◆ Problem to solve ◆
Even where a record seems odd, copy it exactly as it appears below.

◆ Excerpts from an interface dataset ◆

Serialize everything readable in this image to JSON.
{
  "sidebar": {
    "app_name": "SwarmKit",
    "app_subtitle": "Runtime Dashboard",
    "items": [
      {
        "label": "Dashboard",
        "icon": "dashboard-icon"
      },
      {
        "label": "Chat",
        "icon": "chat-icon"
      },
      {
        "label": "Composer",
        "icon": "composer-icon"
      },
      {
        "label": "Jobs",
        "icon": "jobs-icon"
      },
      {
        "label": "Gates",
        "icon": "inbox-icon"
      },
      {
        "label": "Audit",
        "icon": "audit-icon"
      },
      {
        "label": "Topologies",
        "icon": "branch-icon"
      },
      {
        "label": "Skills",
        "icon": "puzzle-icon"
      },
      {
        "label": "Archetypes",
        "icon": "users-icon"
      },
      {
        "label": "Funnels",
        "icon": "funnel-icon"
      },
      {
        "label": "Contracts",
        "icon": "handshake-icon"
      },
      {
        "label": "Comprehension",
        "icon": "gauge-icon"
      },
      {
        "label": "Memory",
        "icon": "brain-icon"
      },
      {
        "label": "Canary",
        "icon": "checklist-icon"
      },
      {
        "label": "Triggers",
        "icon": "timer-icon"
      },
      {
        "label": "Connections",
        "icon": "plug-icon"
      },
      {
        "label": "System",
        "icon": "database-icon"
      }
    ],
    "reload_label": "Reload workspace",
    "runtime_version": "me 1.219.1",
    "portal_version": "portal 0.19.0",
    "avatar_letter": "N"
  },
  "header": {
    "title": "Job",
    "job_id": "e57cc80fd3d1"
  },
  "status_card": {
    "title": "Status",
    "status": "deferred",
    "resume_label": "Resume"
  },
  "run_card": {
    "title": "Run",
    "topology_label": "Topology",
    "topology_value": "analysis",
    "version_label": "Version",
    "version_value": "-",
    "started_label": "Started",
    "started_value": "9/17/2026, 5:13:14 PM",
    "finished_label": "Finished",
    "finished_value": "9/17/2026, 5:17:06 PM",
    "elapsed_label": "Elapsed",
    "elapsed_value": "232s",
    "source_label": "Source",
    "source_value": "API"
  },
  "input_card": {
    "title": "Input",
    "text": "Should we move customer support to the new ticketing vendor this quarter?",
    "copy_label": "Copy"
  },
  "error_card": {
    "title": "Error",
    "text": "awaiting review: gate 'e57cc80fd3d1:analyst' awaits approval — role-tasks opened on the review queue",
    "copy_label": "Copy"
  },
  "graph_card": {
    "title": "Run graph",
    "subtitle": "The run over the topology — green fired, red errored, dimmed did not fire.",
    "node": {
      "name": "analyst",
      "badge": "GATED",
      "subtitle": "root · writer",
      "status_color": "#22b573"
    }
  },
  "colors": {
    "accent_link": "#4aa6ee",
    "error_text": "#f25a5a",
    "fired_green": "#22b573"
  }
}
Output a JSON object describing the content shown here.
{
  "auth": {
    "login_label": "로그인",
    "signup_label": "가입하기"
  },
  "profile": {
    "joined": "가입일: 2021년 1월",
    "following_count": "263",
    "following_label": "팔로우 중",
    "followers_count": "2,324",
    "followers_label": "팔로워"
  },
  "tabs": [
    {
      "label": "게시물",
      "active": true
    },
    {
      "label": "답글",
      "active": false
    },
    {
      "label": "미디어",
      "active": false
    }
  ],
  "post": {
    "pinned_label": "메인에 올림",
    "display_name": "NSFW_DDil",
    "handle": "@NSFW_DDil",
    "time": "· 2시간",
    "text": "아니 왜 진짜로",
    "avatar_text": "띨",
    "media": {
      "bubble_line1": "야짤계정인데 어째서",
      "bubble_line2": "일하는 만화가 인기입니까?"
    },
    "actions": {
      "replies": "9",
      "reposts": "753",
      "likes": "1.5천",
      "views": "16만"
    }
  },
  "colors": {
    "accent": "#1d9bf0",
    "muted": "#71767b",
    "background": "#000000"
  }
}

◆ Written answer ◆
Serialize everything readable in this image to JSON.
{
  "sidebar": {
    "app_name": "SwarmKit",
    "app_subtitle": "Runtime Dashboard",
    "items": [
      {
        "label": "Dashboard",
        "icon": "dashboard-icon"
      },
      {
        "label": "Chat",
        "icon": "chat-icon"
      },
      {
        "label": "Composer",
        "icon": "composer-icon"
      },
      {
        "label": "Jobs",
        "icon": "jobs-icon"
      },
      {
        "label": "Gates",
        "icon": "inbox-icon"
      },
      {
        "label": "Audit",
        "icon": "audit-icon"
      },
      {
        "label": "Topologies",
        "icon": "branch-icon"
      },
      {
        "label": "Skills",
        "icon": "puzzle-icon"
      },
      {
        "label": "Archetypes",
        "icon": "users-icon"
      },
      {
        "label": "Funnels",
        "icon": "funnel-icon"
      },
      {
        "label": "Contracts",
        "icon": "handshake-icon"
      },
      {
        "label": "Comprehension",
        "icon": "gauge-icon"
      },
      {
        "label": "Memory",
        "icon": "brain-icon"
      },
      {
        "label": "Canary",
        "icon": "checklist-icon"
      },
      {
        "label": "Triggers",
        "icon": "timer-icon"
      },
      {
        "label": "Connections",
        "icon": "plug-icon"
      },
      {
        "label": "System",
        "icon": "database-icon"
      }
    ],
    "reload_label": "Reload workspace",
    "runtime_version": "me 1.219.1",
    "portal_version": "portal 0.19.0",
    "avatar_letter": "N"
  },
  "header": {
    "title": "Job",
    "job_id": "e57cc80fd3d1"
  },
  "status_card": {
    "title": "Status",
    "status": "deferred",
    "resume_label": "Resume"
  },
  "run_card": {
    "title": "Run",
    "topology_label": "Topology",
    "topology_value": "analysis",
    "version_label": "Version",
    "version_value": "-",
    "started_label": "Started",
    "started_value": "9/17/2026, 5:13:14 PM",
    "finished_label": "Finished",
    "finished_value": "9/17/2026, 5:17:06 PM",
    "elapsed_label": "Elapsed",
    "elapsed_value": "232s",
    "source_label": "Source",
    "source_value": "API"
  },
  "input_card": {
    "title": "Input",
    "text": "Should we move customer support to the new ticketing vendor this quarter?",
    "copy_label": "Copy"
  },
  "error_card": {
    "title": "Error",
    "text": "awaiting review: gate 'e57cc80fd3d1:analyst' awaits approval — role-tasks opened on the review queue",
    "copy_label": "Copy"
  },
  "graph_card": {
    "title": "Run graph",
    "subtitle": "The run over the topology — green fired, red errored, dimmed did not fire.",
    "node": {
      "name": "analyst",
      "badge": "GATED",
      "subtitle": "root · writer",
      "status_color": "#22b573"
    }
  },
  "colors": {
    "accent_link": "#4aa6ee",
    "error_text": "#f25a5a",
    "fired_green": "#22b573"
  }
}
Output a JSON object describing the content shown here.
{
  "auth": {
    "login_label": "로그인",
    "signup_label": "가입하기"
  },
  "profile": {
    "joined": "가입일: 2021년 1월",
    "following_count": "263",
    "following_label": "팔로우 중",
    "followers_count": "2,324",
    "followers_label": "팔로워"
  },
  "tabs": [
    {
      "label": "게시물",
      "active": true
    },
    {
      "label": "답글",
      "active": false
    },
    {
      "label": "미디어",
      "active": false
    }
  ],
  "post": {
    "pinned_label": "메인에 올림",
    "display_name": "NSFW_DDil",
    "handle": "@NSFW_DDil",
    "time": "· 2시간",
    "text": "아니 왜 진짜로",
    "avatar_text": "띨",
    "media": {
      "bubble_line1": "야짤계정인데 어째서",
      "bubble_line2": "일하는 만화가 인기입니까?"
    },
    "actions": {
      "replies": "9",
      "reposts": "753",
      "likes": "1.5천",
      "views": "16만"
    }
  },
  "colors": {
    "accent": "#1d9bf0",
    "muted": "#71767b",
    "background": "#000000"
  }
}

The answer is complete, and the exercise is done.